However, the container sector provides regular services between ports and charges published rates for moving boxes that often include the land-based part of the journeys.
When all the sets of dominoes lined up, creating new demand for shipping, there was a rush from existing shipowners and from newcomers to order all types of new ships. The shipbuilding market expanded too. Indeed, many orders were placed with shipyards to be built only once they had a predetermined number of orders in place.
This created a sharp increase in prices of new ships, and premiums for early delivery. This continued until late 2007, on the eve of the Lehman Brothers’ collapse and the start of the global financial crisis.
By now, the world orderbook stood at 50% of current total capacity, rising as high as 70% in some sectors, had all the ships been delivered by the end of the decade.
Now, the dominoes formed a wall around world trade. And suddenly they began to fall.
Growth in demand for shipping slowed sharply, to be outstripped by the end of the decade by available tonnage and by yet-to-be-delivered orders.
As a result, nearly all the traded markets have collapsed. Numerous public and private shipowning companies have gone bankrupt or face insolvency. A huge number of ships are still being built.
The domino effect of one economic activity on others works in reverse too. But as many shipowners failed to recognise the interdependence of one trade on another, they also failed to see the negative effects that came from the financial crises and the near-collapse of the euro.
Today we see the major economies of Europe face years of uncertainty as the US struggles to deal with its massive debts, which will have a strong negative effect on China.
The falling dominoes will continue to have an impact, declining US consumption of gasoline reducing imports of crude oil from outside North America with serious implications for the tanker industry.
There is little hope that things will turn round in the near future. There is plenty of uncertainty that may well make things worse. Breakdowns and accidents are likely as shipping companies cut their costs to the bone to survive.
Shipping needs fewer shipowners in all sectors, larger well-capitalised companies focusing on long-term contracts with end-users for moving cargoes. Such consolidation is needed across all segments, from large tankers and dry-bulk carriers to smaller ships of all types.
Single-industry focus or “pure play” has proved to be a figment of Wall St’s imagination showing that the future lies with the large multi-trade shipping companies that dominated in the past.

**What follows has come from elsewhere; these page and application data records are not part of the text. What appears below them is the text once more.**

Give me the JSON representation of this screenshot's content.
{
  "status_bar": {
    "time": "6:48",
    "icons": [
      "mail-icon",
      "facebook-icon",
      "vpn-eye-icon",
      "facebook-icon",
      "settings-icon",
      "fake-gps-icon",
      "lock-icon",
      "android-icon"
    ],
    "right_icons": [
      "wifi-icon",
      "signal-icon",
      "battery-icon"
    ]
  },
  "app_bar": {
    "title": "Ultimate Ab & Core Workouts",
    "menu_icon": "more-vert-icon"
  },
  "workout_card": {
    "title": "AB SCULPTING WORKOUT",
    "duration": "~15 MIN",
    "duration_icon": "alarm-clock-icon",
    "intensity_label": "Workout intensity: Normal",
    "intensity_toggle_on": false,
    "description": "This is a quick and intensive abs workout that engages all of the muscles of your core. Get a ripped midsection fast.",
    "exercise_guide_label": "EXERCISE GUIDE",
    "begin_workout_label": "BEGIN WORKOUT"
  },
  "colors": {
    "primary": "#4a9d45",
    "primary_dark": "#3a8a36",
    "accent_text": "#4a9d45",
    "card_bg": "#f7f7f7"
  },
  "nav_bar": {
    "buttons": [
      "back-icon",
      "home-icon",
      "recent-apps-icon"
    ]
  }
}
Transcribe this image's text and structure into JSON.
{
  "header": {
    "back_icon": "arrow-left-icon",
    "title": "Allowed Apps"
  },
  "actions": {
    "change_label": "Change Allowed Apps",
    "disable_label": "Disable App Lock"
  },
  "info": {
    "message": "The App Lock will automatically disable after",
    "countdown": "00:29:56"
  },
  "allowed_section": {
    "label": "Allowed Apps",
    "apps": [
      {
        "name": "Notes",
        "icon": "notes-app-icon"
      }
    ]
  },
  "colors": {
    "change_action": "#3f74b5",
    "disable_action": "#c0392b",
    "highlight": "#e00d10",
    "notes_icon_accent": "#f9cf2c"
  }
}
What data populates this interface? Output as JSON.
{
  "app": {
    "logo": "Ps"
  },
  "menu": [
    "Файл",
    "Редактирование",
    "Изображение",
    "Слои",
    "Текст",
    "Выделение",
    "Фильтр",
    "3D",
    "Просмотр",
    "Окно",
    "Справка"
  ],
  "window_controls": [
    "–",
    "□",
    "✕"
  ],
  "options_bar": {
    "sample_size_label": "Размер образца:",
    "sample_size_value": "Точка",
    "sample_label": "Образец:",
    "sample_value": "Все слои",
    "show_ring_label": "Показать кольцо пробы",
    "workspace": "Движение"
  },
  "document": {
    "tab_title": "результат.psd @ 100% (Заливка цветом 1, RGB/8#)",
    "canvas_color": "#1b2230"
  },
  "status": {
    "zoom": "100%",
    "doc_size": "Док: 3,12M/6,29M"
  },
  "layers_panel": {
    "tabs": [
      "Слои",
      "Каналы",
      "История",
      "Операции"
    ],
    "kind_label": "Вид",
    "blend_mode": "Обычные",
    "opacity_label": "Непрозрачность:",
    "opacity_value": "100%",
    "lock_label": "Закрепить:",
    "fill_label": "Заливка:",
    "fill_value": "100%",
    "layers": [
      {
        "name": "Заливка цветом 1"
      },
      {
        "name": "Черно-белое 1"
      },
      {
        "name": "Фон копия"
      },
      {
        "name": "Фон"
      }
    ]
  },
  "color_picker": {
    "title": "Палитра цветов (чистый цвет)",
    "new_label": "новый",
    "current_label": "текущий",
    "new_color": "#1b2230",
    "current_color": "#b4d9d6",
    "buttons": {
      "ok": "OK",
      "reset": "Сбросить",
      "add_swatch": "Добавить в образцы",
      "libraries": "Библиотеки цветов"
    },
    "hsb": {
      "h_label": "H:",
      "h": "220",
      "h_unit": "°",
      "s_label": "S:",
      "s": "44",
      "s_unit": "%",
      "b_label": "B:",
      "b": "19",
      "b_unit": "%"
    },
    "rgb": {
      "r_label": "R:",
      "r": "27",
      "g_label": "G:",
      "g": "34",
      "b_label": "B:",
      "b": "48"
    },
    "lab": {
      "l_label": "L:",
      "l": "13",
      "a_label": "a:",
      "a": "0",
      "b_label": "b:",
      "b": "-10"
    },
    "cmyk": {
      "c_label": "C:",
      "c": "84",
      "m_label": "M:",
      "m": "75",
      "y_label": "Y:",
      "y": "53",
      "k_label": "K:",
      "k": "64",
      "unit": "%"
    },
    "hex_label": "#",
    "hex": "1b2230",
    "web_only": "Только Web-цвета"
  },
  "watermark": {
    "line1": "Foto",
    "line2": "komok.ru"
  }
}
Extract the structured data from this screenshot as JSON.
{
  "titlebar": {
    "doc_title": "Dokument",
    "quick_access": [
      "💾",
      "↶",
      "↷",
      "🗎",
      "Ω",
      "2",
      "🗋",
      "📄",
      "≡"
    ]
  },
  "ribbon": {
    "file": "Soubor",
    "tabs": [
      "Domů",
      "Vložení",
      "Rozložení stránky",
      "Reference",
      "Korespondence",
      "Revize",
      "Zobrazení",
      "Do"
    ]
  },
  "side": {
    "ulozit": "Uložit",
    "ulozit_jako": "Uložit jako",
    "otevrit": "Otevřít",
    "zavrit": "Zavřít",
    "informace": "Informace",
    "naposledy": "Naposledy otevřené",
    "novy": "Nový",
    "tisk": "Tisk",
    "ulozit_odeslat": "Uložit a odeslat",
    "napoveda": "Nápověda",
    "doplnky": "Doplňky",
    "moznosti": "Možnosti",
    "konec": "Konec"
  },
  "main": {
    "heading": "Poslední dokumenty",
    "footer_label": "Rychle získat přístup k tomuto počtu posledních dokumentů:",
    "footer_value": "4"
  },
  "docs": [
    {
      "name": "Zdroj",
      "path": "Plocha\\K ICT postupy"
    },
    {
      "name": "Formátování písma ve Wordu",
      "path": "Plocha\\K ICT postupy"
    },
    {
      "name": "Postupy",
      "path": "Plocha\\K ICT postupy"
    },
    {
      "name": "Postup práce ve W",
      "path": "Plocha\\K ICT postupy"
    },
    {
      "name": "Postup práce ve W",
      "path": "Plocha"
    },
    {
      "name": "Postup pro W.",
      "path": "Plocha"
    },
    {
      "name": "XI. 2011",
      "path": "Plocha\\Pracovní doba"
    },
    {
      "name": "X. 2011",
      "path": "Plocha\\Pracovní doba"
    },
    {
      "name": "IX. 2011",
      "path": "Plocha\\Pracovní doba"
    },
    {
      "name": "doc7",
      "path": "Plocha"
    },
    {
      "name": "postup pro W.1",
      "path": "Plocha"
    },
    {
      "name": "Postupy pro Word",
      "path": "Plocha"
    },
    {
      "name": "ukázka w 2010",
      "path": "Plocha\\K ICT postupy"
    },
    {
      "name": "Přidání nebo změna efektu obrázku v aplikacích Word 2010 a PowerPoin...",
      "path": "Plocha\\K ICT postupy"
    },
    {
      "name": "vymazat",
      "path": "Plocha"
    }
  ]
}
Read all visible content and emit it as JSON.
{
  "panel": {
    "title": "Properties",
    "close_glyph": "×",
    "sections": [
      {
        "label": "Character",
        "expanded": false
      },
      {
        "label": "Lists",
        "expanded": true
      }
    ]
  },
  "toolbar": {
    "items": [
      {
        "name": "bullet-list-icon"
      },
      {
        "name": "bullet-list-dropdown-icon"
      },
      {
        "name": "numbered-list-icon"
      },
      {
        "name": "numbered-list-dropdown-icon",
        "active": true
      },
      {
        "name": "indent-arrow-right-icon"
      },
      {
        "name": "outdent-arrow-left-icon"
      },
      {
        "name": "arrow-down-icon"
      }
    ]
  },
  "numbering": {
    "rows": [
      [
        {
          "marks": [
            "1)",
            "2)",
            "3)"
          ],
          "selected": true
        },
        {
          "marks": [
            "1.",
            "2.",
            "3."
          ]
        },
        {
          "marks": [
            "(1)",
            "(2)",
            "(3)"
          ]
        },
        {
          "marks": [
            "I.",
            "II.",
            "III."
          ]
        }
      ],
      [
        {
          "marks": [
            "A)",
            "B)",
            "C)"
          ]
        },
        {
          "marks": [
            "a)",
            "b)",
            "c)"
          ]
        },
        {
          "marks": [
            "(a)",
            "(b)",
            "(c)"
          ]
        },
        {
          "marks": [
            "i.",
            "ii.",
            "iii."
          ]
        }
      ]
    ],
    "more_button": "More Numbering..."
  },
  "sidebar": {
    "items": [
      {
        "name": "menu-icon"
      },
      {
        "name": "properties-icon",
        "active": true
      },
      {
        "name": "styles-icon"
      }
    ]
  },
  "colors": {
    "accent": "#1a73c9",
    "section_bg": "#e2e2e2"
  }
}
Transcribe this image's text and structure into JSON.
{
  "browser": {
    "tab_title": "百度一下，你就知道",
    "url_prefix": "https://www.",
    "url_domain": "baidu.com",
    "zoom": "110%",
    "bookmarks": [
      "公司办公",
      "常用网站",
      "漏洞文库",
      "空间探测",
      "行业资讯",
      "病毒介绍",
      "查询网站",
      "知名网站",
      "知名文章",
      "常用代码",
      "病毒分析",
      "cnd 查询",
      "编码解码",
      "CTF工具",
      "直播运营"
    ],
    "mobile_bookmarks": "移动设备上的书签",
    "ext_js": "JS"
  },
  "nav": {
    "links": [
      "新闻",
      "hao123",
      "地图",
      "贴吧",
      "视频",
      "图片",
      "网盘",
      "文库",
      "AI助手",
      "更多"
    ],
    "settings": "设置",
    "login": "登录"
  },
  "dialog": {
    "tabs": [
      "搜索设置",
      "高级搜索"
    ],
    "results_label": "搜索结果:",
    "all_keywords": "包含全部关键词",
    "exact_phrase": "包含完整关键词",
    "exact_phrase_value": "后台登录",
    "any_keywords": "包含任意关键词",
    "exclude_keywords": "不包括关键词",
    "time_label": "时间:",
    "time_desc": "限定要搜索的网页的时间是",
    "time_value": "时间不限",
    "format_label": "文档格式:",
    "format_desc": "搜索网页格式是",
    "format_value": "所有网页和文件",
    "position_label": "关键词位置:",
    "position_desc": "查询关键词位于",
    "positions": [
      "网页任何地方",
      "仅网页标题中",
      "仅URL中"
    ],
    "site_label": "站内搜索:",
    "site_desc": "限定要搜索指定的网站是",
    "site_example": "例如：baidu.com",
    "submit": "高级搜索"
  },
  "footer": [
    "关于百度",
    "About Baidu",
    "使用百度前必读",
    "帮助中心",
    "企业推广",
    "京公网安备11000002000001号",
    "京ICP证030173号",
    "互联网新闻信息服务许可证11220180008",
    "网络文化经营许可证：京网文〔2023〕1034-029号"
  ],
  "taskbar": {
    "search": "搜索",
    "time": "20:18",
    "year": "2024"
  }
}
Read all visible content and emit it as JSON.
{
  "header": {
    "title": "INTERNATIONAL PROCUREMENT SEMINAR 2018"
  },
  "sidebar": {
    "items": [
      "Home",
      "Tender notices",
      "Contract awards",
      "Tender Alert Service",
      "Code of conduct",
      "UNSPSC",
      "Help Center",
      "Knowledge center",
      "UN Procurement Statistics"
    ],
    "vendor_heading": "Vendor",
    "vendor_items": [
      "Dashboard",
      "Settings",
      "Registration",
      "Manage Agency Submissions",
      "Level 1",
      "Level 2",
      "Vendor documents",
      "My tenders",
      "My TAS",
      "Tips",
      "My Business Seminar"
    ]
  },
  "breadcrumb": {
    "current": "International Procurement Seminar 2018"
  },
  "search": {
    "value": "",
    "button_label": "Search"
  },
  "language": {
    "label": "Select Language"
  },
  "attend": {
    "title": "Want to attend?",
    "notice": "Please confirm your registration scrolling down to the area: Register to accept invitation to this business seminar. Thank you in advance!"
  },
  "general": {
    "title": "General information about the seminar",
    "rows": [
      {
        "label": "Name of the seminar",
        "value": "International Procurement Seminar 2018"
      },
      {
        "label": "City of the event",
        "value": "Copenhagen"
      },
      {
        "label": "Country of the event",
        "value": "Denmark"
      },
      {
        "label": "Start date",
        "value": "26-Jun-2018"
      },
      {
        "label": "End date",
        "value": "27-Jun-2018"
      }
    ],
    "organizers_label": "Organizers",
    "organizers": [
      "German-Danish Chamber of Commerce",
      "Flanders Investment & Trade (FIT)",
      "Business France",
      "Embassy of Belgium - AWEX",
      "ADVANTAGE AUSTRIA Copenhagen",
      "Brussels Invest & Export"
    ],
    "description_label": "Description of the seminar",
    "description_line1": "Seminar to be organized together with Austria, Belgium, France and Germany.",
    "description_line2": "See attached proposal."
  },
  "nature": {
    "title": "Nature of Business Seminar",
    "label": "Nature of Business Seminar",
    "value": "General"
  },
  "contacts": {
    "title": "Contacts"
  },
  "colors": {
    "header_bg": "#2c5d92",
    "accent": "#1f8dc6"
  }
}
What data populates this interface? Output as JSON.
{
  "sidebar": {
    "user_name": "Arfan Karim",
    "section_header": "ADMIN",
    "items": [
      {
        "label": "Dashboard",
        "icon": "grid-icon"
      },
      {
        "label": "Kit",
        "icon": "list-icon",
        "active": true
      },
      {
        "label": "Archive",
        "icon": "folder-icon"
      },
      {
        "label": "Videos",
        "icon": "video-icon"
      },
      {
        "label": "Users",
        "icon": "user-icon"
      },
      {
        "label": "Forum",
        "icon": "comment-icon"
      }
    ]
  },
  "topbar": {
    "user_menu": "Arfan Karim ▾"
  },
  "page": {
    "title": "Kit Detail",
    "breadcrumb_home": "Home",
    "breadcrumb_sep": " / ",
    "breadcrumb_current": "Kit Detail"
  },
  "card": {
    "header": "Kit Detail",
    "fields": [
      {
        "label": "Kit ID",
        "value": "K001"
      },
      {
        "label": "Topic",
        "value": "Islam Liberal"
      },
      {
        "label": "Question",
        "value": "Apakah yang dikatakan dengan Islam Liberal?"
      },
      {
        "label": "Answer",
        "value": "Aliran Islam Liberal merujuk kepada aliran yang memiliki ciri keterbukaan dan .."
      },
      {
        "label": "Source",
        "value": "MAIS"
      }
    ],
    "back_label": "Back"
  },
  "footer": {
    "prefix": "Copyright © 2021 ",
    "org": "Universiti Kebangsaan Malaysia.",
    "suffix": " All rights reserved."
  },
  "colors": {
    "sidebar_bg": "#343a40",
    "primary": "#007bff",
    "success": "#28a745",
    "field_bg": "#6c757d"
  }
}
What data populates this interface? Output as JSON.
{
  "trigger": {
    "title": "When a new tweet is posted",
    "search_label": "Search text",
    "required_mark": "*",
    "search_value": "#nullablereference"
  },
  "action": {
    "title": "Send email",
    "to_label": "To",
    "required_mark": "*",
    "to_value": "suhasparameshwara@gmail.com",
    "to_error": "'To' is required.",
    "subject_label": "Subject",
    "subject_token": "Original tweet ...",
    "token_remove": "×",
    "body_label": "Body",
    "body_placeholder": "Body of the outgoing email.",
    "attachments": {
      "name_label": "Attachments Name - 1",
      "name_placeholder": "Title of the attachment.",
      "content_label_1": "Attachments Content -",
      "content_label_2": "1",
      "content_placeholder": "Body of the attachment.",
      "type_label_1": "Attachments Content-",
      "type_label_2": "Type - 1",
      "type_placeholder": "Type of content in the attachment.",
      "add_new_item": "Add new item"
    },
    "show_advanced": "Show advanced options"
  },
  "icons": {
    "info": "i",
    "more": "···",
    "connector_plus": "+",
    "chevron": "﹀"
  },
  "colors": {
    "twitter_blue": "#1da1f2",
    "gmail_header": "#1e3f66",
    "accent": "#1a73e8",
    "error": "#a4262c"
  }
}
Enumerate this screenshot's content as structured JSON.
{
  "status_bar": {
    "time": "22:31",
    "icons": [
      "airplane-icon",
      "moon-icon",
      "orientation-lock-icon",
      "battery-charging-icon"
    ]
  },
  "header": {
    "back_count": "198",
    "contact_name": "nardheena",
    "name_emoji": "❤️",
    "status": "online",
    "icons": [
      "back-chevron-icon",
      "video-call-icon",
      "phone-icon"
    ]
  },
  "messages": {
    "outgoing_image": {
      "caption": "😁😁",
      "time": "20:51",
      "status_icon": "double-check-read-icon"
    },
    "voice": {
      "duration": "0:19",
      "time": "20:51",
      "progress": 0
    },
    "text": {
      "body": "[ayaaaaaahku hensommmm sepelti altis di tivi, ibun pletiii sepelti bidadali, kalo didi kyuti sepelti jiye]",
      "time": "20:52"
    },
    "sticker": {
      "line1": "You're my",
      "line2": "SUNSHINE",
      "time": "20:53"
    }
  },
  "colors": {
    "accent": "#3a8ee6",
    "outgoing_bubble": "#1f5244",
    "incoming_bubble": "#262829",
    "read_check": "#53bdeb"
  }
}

China and its policies towards shipping are a constant concern. There appears to be no single plan; individual initiatives reflect support for shipbuilding on the one hand and support for cheaper shipping on the other.
But China is itself a domino – a large one – whose fortunes depend on the ability of many other nations to supply its raw materials and buy its manufactured goods.
Shipping has lost its political muscle by moving most of its assets offshore. It needs to consider returning to centres of world trade such as the US and Europe to consolidate and deal with the threats that China poses.
Having a large fleet of ships is another domino. And bringing many big dominoes together can be an effective strategy. Now is a good time to make the move towards large multinational and multi-type shipping companies.